Among her comments, Hobson, a board member at JP Morgan Chase, covered how Project Black surfaced. She says she came up with the idea from two sources: a call in late summer of 2020 from Jamie Dimon, Chase’s chairman and CEO, and the murder of George Floyd.
She spent a weekend writing a memo that she socialized with her smartest friends, including Brun. In the spirt of investment banking, she called the memo Project Black. The idea was to scale sustainable minority businesses by bringing two things together: capital and customers. She added the goal was to have those businesses be Tier 1 suppliers to Fortune 500 companies.
Hobson thought about the scale challenges that exist in our community since 95% of Black and Brown businesses have less than $5 million in revenue. She then thought doing it a totally different way. She asked what if we scale those businesses from the top-down, buying ones with between $100 million and $1 billion?
“They might not necessarily be minority businesses when we buy them,” Hobson thought. But by virtue of our ownership and how we run the businesses with majority boards, C-suite executives, rank and file being owners of the business and growing and diversifying in underserved communities, “we can actually change the narrative for Black and Brown businesses of scale,” she added.
In another session, John Rogers, co-CEO and chief investment officer at Ariel, said more Blacks are being appointed to corporate boards and more people are listening. He said Blacks in those leadership roles must keep fighting for minority communities to create wealth and sustain it for the next generation.
For his part, Earvin “Magic” Johnson, chairman and CEO of Magic Johnson Enterprises, discussed how using connections to gain a desired outcome, remaining humble, and constant listening, helped him become and remain successful for years. He talked about JLC, a firm he recently formed with Jim Reynolds, chairman and CEO of Loop Capital Markets, and No. 1 on the BE Investment Banks list.

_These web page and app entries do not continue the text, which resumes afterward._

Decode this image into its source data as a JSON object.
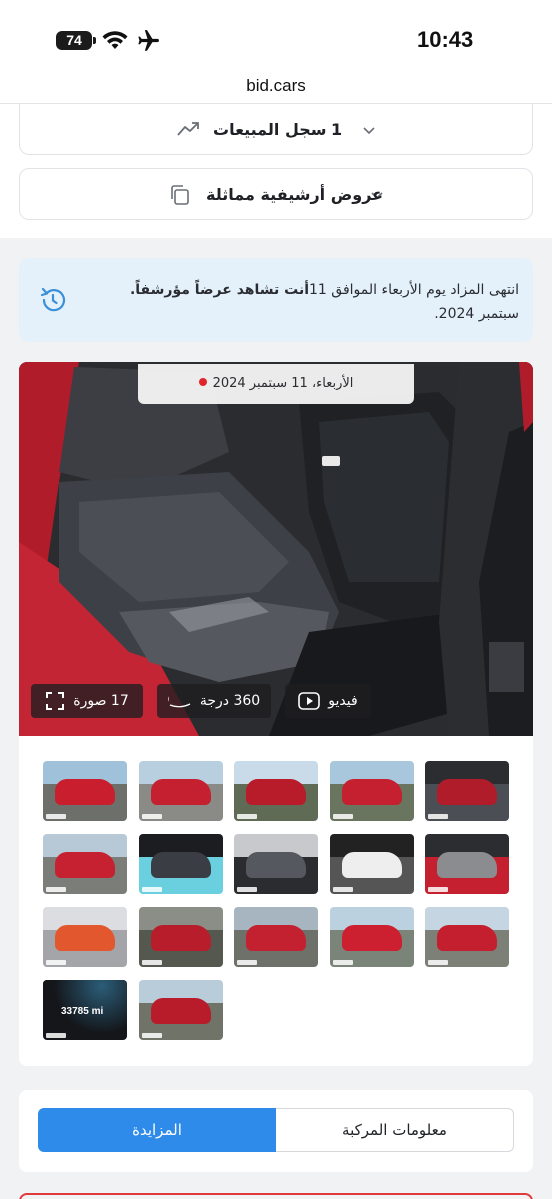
{
  "status_bar": {
    "battery": "74",
    "time": "10:43"
  },
  "browser": {
    "url": "bid.cars"
  },
  "sales_history": {
    "title": "سجل المبيعات",
    "count": "1"
  },
  "similar_archived": {
    "title": "عروض أرشيفية مماثلة"
  },
  "notice": {
    "prefix": "انتهى المزاد يوم الأربعاء الموافق 11",
    "bold": "أنت تشاهد عرضاً مؤرشفاً.",
    "suffix": "سبتمبر 2024."
  },
  "photo": {
    "date_label": "الأربعاء، 11 سبتمبر 2024",
    "photos_button": "17 صورة",
    "degree_button": "360 درجة",
    "video_button": "فيديو"
  },
  "thumbnails": [
    {
      "scene": "red-car-front"
    },
    {
      "scene": "red-car-damaged-front"
    },
    {
      "scene": "red-car-rear"
    },
    {
      "scene": "red-car-side"
    },
    {
      "scene": "interior-rear-seat"
    },
    {
      "scene": "front-crash"
    },
    {
      "scene": "dashboard"
    },
    {
      "scene": "rear-seat"
    },
    {
      "scene": "label-sticker"
    },
    {
      "scene": "engine-bay"
    },
    {
      "scene": "key-fob"
    },
    {
      "scene": "bumper-parts"
    },
    {
      "scene": "front-bumper-damage"
    },
    {
      "scene": "side-profile"
    },
    {
      "scene": "side-rear"
    },
    {
      "scene": "odometer"
    },
    {
      "scene": "rear-view"
    }
  ],
  "odometer_text": "33785 mi",
  "tabs": {
    "auction": "المزايدة",
    "vehicle_info": "معلومات المركبة"
  },
  "colors": {
    "accent": "#2f8bea",
    "notice_bg": "#e4f1fb",
    "live_dot": "#e0262b",
    "car_red": "#c2182a"
  }
}
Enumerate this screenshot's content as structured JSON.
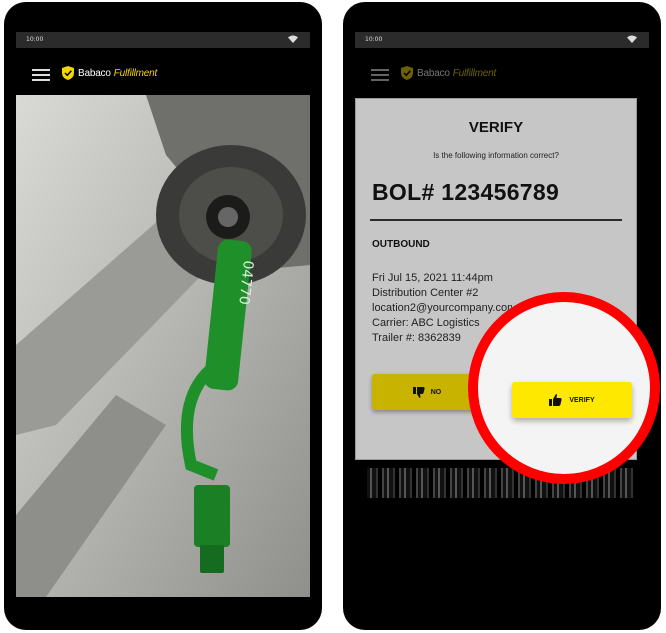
{
  "status_bar": {
    "time": "10:00"
  },
  "app": {
    "brand_name": "Babaco",
    "brand_sub": "Fulfillment"
  },
  "dialog": {
    "title": "VERIFY",
    "question": "Is the following information correct?",
    "bol": "BOL# 123456789",
    "direction": "OUTBOUND",
    "details": [
      "Fri Jul 15, 2021 11:44pm",
      "Distribution Center #2",
      "location2@yourcompany.com",
      "Carrier: ABC Logistics",
      "Trailer #: 8362839"
    ],
    "no_label": "NO",
    "verify_label": "VERIFY"
  },
  "colors": {
    "accent": "#FFE800",
    "highlight_ring": "#FF0000",
    "dialog_bg": "#C6C6C6"
  },
  "icons": [
    "menu-icon",
    "shield-icon",
    "wifi-icon",
    "thumbs-down-icon",
    "thumbs-up-icon"
  ]
}
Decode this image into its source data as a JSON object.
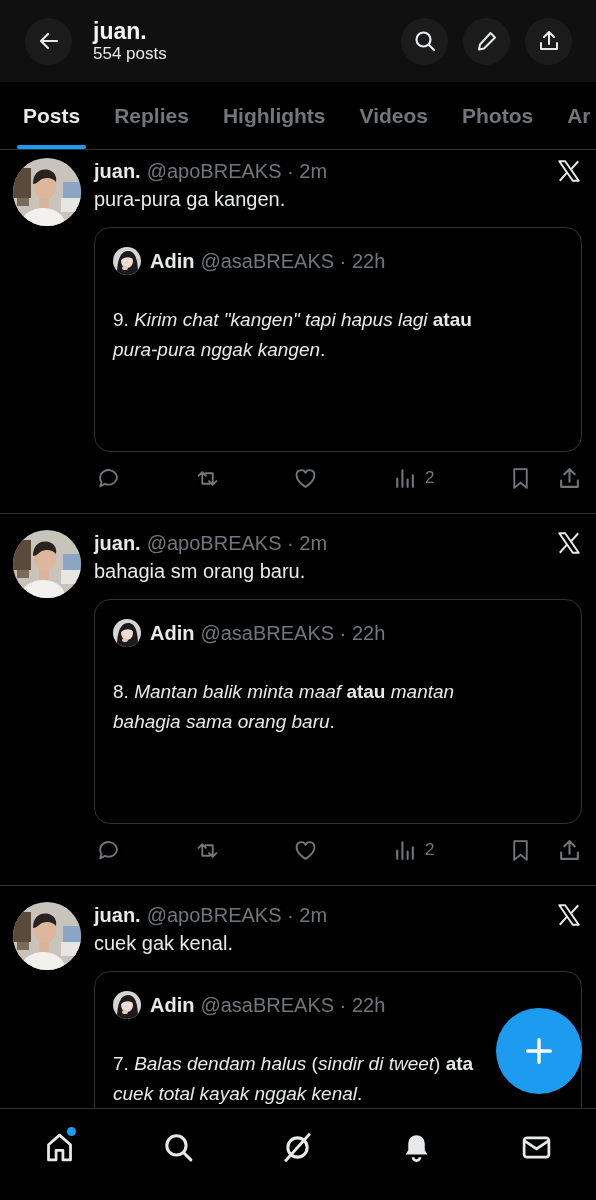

Johnson says JLC’s first project was New York’s newly completed LaGuardia Airport Terminal B. He says the total value of the design, construction, and subcontracting work is $2.3 billion, 30% of which is targeted for MWBE participation.
He added the firm is part of the JFK Airport Terminal One project slated to close this year. He says it has a targeted MWBE goal of $2.2 billion, including $1.5 billion for MBEs. JLC focuses on the transportation, communications, energy, utilities, and social infrastructure sectors.